Questions remain over Dublin and Monaghan bombings - ArchbishopFriday, May 18th, 2012
At a Mass to commemorate those killed in the Dublin and Monaghan bombings, Archbishop Diarmuid Martin described the attacks as “uniquely brutal” and said the families of victims lived with the burden “of not knowing the full truth of what happened that day”.
The commemorative Mass to mark the 38th anniversary of the attacks was attended by relatives of the 34 people killed on 17 May 1974. The series of car bombings by loyalists also left 300 wounded.
The names of dead were called during the prayers for the faithful during the Mass at St Mary’s Pro-Cathedral.
On a busy May afternoon in 1974, three bombs exploded in Dublin during rush hour and left 27 dead, including an unborn baby. A fourth bomb exploded in Monaghan ninety minutes later killing seven people. No warnings were given ahead of any of the explosions and no-one has ever been charged with the attacks.
In his homily, Archbishop Martin addressed the relatives of the dead saying, “You come together to remember in horror a uniquely brutal act. But you also come together to remember each of those who died.”
Referring to the calling out of the names of the dead, the Archbishop said what they remembered was not a list but “concrete, loving, good people who brought much happiness and hope and goodness” into their lives.
He acknowledged that they still had questions such as ‘why did this happen?’ and added, “Sadly you remain with the burden of not knowing the full truth of what happened on that day. Hurt and pain remain in your hearts.”
The bombings caused the highest number of casualties in any one day during the Troubles.
In 1993, the Ulster Volunteer Force claimed responsibility for the bombings. Allegations of collusion between elements of the British security forces and the UVF in the bombings have never satisfactorily been answered. However, both the British Government and the UVF have always denied these allegations.
In May 1974, Archbishop Martin was living abroad. He told relatives of the victims on Thursday that he remembered his “shock” at what had happened. “I can only imagine the horror and the panic that struck both Dublin and Monaghan and the fear that was engendered by those events”, he commented.
The Primate of Ireland said the shock of the 1974 Dublin and Monaghan bombings had been part of their lives for 38 years now. “The pain is still with you. The pain has affected and still affects other dear ones also. I can only imagine what is going on in each of your hearts here today as you remember.”

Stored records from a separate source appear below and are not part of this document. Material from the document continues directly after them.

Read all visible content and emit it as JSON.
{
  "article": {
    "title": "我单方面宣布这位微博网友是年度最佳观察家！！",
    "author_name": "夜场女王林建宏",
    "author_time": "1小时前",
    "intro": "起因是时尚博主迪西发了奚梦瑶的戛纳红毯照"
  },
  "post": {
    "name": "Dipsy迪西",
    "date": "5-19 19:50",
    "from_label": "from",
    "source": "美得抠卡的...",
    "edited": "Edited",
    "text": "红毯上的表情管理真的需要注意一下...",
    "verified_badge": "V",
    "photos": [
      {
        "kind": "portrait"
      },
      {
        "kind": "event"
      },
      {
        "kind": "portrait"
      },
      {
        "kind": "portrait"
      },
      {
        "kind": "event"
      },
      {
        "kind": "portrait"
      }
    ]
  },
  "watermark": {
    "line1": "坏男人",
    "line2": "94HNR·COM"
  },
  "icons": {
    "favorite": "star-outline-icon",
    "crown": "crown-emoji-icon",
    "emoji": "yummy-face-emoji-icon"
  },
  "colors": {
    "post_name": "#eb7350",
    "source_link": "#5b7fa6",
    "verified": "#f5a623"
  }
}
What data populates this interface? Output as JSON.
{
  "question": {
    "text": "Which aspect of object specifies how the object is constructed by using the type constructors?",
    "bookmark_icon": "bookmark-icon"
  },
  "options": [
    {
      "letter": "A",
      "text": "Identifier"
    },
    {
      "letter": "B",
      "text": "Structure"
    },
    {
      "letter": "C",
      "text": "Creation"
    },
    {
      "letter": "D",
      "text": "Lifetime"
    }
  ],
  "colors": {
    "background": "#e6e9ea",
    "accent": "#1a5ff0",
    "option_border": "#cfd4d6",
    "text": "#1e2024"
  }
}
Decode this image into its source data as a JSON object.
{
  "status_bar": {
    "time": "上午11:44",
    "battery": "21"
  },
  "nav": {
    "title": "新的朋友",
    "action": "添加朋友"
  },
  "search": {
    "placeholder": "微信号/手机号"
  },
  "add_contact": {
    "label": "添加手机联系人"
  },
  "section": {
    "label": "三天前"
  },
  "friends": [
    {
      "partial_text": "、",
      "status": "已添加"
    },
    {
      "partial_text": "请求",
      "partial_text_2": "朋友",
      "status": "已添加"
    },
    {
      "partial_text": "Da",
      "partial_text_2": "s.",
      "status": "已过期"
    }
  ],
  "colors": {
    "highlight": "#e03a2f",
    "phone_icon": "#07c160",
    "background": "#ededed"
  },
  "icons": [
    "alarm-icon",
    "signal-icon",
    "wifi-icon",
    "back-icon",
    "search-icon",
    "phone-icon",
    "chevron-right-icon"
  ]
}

Archbishop Martin said there was no greater tribute to the dead than the fact that families and friends “still come together each year in peace and prayerfulness”.

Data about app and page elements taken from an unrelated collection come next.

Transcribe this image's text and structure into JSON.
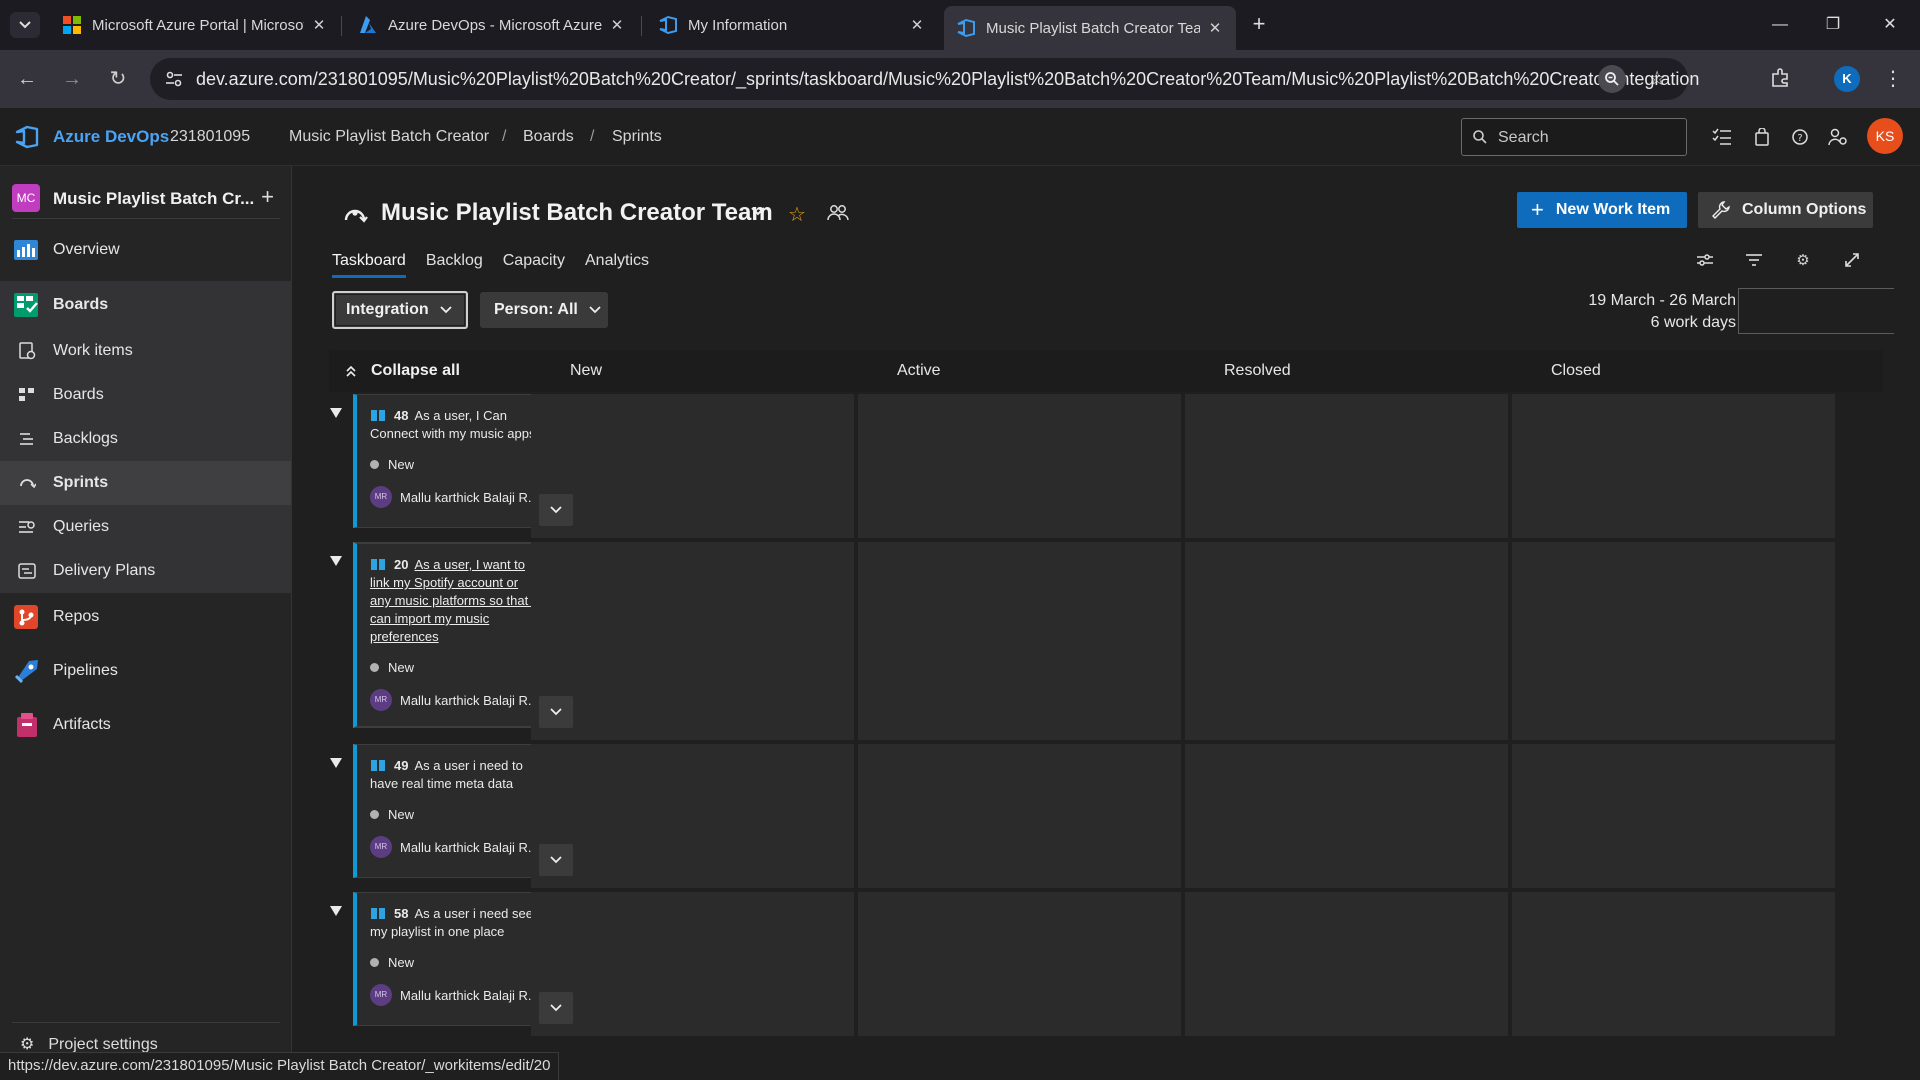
{
  "browser": {
    "tabs": [
      {
        "title": "Microsoft Azure Portal | Microsoft",
        "icon": "microsoft-logo-icon"
      },
      {
        "title": "Azure DevOps - Microsoft Azure",
        "icon": "azure-logo-icon"
      },
      {
        "title": "My Information",
        "icon": "devops-logo-icon"
      },
      {
        "title": "Music Playlist Batch Creator Team",
        "icon": "devops-logo-icon",
        "active": true
      }
    ],
    "url": "dev.azure.com/231801095/Music%20Playlist%20Batch%20Creator/_sprints/taskboard/Music%20Playlist%20Batch%20Creator%20Team/Music%20Playlist%20Batch%20Creator/Integration",
    "profile_initial": "K"
  },
  "header": {
    "brand": "Azure DevOps",
    "org": "231801095",
    "breadcrumbs": [
      "Music Playlist Batch Creator",
      "Boards",
      "Sprints"
    ],
    "search_placeholder": "Search",
    "user_initials": "KS"
  },
  "sidebar": {
    "project_badge": "MC",
    "project_name": "Music Playlist Batch Cr...",
    "items": [
      {
        "label": "Overview",
        "icon": "overview-icon"
      },
      {
        "label": "Boards",
        "icon": "boards-icon"
      },
      {
        "label": "Work items",
        "icon": "work-items-icon"
      },
      {
        "label": "Boards",
        "icon": "kanban-icon"
      },
      {
        "label": "Backlogs",
        "icon": "backlogs-icon"
      },
      {
        "label": "Sprints",
        "icon": "sprints-icon",
        "selected": true
      },
      {
        "label": "Queries",
        "icon": "queries-icon"
      },
      {
        "label": "Delivery Plans",
        "icon": "delivery-plans-icon"
      },
      {
        "label": "Repos",
        "icon": "repos-icon"
      },
      {
        "label": "Pipelines",
        "icon": "pipelines-icon"
      },
      {
        "label": "Artifacts",
        "icon": "artifacts-icon"
      }
    ],
    "project_settings": "Project settings"
  },
  "main": {
    "team_title": "Music Playlist Batch Creator Team",
    "new_work_item": "New Work Item",
    "column_options": "Column Options",
    "pivots": [
      "Taskboard",
      "Backlog",
      "Capacity",
      "Analytics"
    ],
    "iteration": "Integration",
    "person_filter": "Person: All",
    "sprint_dates": "19 March - 26 March",
    "work_days": "6 work days",
    "collapse_all": "Collapse all",
    "columns": [
      "New",
      "Active",
      "Resolved",
      "Closed"
    ],
    "rows": [
      {
        "id": "48",
        "title": "As a user, I Can Connect with my music apps",
        "state": "New",
        "assignee": "Mallu karthick Balaji R...",
        "assignee_initials": "MR"
      },
      {
        "id": "20",
        "title": "As a user, I want to link my Spotify account or any music platforms so that I can import my music preferences",
        "state": "New",
        "assignee": "Mallu karthick Balaji R...",
        "assignee_initials": "MR"
      },
      {
        "id": "49",
        "title": "As a user i need to have real time meta data",
        "state": "New",
        "assignee": "Mallu karthick Balaji R...",
        "assignee_initials": "MR"
      },
      {
        "id": "58",
        "title": "As a user i need see my playlist in one place",
        "state": "New",
        "assignee": "Mallu karthick Balaji R...",
        "assignee_initials": "MR"
      }
    ],
    "card_more": "···"
  },
  "status_url": "https://dev.azure.com/231801095/Music Playlist Batch Creator/_workitems/edit/20",
  "colors": {
    "accent": "#0f6cbd",
    "story_bar": "#0f9ad6",
    "brand_text": "#4aa3f5",
    "user_avatar": "#e74e1c"
  }
}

He said the brutality of those who take lives is overcome and healing begins when those who survive react in love, “as you do when you come together in loving support of each other. Each of you have your own memories, but you also come together to bear each others' burden.”
The Archbishop said their prayer was that Ireland’s young hearts would be ones that wish to build a future not on violence but on trust and fidelity and truth.
“Our nation and its people – and indeed our Church – will always need men and women of integrity who feel themselves called to build a society which respects lives in all its dimensions; a society in which as a community we build together a future not based on taking lives or impoverishing lives in any way, but on enhancing lives and offering a vision of hope for the future”, he said in his homily.
He concluded his address by saying that the responsibility of those who have experienced in their depths of their own being the effects of violence was to help us all remember and to recall.
“That does not mean just looking back, but challenging us all to work for the good, so that our future will be a place where all can hope and dream and reach fulfilment”, he said.
Meanwhile, wreaths were also laid on Thursday at a memorial on Talbot Street in Dublin in remembrance of all who lost their lives in the bombings.
By Sarah Mac Donald